- **ACTIVITY**:
Copy out every line from the records that includes "verified".

- **GIVEN DATA**:
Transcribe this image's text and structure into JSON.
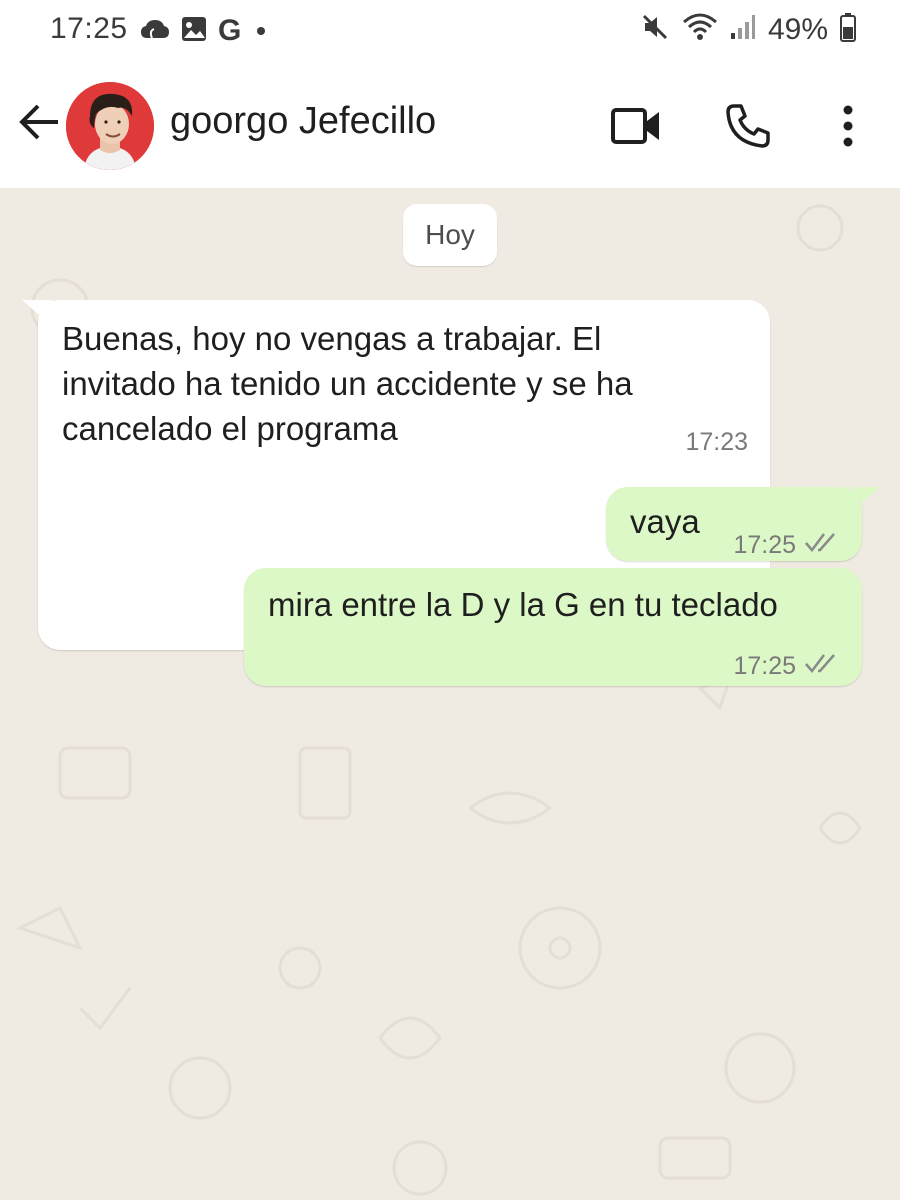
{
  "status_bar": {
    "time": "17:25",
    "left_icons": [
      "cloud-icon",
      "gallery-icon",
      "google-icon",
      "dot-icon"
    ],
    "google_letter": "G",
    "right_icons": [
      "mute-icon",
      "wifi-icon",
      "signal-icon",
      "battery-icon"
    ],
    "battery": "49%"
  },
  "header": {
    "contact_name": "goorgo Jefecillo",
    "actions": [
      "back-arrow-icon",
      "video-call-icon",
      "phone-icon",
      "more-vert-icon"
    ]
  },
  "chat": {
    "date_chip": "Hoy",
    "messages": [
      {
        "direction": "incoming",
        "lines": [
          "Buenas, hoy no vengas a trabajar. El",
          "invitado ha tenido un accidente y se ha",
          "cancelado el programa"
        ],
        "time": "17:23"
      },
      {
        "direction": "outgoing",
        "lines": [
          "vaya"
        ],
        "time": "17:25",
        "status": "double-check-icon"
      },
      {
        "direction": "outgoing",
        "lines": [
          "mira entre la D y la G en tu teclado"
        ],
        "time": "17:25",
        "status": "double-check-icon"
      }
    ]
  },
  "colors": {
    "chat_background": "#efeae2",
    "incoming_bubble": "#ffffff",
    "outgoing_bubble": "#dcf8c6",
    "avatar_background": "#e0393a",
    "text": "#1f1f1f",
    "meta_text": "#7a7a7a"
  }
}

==

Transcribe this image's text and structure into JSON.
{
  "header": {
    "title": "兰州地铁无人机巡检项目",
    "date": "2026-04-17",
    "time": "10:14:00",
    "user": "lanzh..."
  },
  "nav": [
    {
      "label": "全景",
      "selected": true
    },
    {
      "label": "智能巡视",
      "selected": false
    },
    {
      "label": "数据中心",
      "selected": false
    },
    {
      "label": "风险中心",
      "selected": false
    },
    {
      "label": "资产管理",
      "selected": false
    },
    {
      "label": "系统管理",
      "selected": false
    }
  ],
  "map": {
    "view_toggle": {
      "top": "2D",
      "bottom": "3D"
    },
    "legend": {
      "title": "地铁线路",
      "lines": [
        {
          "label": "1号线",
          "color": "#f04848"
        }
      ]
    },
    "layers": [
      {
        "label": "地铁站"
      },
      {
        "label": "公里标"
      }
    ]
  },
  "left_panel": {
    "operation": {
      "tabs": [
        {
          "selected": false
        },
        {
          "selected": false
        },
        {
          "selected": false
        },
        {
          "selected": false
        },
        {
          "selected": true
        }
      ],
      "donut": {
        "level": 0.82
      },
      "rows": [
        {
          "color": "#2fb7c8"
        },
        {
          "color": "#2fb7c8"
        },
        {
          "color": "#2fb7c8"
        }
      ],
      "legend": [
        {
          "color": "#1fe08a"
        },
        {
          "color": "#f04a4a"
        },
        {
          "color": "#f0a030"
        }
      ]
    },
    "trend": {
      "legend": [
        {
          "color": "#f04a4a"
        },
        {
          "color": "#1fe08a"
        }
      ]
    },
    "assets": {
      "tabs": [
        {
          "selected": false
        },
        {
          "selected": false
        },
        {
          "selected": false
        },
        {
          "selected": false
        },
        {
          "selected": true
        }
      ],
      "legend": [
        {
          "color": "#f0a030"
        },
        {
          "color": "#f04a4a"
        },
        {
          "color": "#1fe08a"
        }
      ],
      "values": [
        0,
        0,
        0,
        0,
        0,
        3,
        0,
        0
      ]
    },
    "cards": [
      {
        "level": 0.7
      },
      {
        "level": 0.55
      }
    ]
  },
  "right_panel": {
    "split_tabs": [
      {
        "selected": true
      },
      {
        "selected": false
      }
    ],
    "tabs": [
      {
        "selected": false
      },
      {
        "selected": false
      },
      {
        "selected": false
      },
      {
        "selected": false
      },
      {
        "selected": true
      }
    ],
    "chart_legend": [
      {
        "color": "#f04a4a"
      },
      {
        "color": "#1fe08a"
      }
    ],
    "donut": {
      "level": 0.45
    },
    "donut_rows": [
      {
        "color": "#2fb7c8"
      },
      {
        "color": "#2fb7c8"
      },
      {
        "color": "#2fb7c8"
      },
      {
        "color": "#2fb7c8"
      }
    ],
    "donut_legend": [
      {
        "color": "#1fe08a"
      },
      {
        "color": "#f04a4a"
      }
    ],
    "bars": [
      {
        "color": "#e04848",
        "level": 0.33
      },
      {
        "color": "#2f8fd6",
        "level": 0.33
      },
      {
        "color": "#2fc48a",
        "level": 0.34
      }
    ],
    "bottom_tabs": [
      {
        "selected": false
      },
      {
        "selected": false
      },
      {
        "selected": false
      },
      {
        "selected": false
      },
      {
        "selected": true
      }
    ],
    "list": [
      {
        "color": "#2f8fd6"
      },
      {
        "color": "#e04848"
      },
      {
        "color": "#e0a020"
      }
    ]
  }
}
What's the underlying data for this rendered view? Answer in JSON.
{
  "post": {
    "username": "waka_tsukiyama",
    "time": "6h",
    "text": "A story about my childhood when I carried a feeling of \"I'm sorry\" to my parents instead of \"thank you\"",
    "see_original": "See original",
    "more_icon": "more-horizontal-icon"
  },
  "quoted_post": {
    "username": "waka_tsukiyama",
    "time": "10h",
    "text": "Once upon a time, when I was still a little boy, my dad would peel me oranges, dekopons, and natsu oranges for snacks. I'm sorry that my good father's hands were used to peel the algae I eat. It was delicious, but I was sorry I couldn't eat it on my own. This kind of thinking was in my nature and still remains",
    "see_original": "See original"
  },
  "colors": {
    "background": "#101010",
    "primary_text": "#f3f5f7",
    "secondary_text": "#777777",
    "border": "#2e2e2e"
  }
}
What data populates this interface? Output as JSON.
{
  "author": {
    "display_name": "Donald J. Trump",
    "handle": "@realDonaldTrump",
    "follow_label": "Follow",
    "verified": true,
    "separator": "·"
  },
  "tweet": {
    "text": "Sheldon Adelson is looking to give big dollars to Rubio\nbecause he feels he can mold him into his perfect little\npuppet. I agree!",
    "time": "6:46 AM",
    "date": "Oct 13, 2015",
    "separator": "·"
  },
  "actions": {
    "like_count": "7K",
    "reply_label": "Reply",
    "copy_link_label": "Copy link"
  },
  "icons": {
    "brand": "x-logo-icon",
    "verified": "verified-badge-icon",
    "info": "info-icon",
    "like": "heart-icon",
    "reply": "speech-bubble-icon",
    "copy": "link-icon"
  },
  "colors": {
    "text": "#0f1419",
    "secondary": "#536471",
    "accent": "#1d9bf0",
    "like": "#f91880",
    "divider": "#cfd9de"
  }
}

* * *

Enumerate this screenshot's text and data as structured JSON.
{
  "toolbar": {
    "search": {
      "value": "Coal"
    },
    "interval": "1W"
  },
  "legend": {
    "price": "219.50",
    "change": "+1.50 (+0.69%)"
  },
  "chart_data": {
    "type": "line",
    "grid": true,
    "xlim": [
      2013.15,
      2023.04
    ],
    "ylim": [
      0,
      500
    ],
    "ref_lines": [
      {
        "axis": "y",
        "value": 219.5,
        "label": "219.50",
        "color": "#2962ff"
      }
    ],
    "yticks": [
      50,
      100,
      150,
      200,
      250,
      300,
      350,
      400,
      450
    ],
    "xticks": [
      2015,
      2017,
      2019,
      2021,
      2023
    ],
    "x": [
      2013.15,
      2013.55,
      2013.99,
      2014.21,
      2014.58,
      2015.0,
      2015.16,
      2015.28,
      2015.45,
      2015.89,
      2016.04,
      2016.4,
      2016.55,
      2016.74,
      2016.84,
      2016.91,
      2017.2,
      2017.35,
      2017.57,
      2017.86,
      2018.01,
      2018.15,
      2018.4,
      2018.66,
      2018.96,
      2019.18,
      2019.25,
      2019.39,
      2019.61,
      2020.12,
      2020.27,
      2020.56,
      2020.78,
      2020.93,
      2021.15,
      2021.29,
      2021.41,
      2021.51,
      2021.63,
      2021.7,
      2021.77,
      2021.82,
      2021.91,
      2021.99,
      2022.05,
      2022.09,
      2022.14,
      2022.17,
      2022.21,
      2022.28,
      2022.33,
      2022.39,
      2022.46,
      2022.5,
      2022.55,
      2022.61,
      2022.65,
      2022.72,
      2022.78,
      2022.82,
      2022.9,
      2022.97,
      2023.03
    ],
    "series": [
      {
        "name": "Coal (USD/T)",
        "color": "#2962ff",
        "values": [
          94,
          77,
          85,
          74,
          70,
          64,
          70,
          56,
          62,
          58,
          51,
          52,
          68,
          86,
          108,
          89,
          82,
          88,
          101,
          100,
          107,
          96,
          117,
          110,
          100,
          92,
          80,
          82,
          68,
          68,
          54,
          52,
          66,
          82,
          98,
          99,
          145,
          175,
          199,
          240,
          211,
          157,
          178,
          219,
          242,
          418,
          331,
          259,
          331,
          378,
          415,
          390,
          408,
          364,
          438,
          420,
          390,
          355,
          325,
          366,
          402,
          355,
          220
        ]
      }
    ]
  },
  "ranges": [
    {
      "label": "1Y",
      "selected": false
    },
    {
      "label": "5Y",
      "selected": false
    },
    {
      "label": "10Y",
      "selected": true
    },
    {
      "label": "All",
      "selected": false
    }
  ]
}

- **RESULT OF THE TASK**:
    "verified": true,
    "verified": "verified-badge-icon",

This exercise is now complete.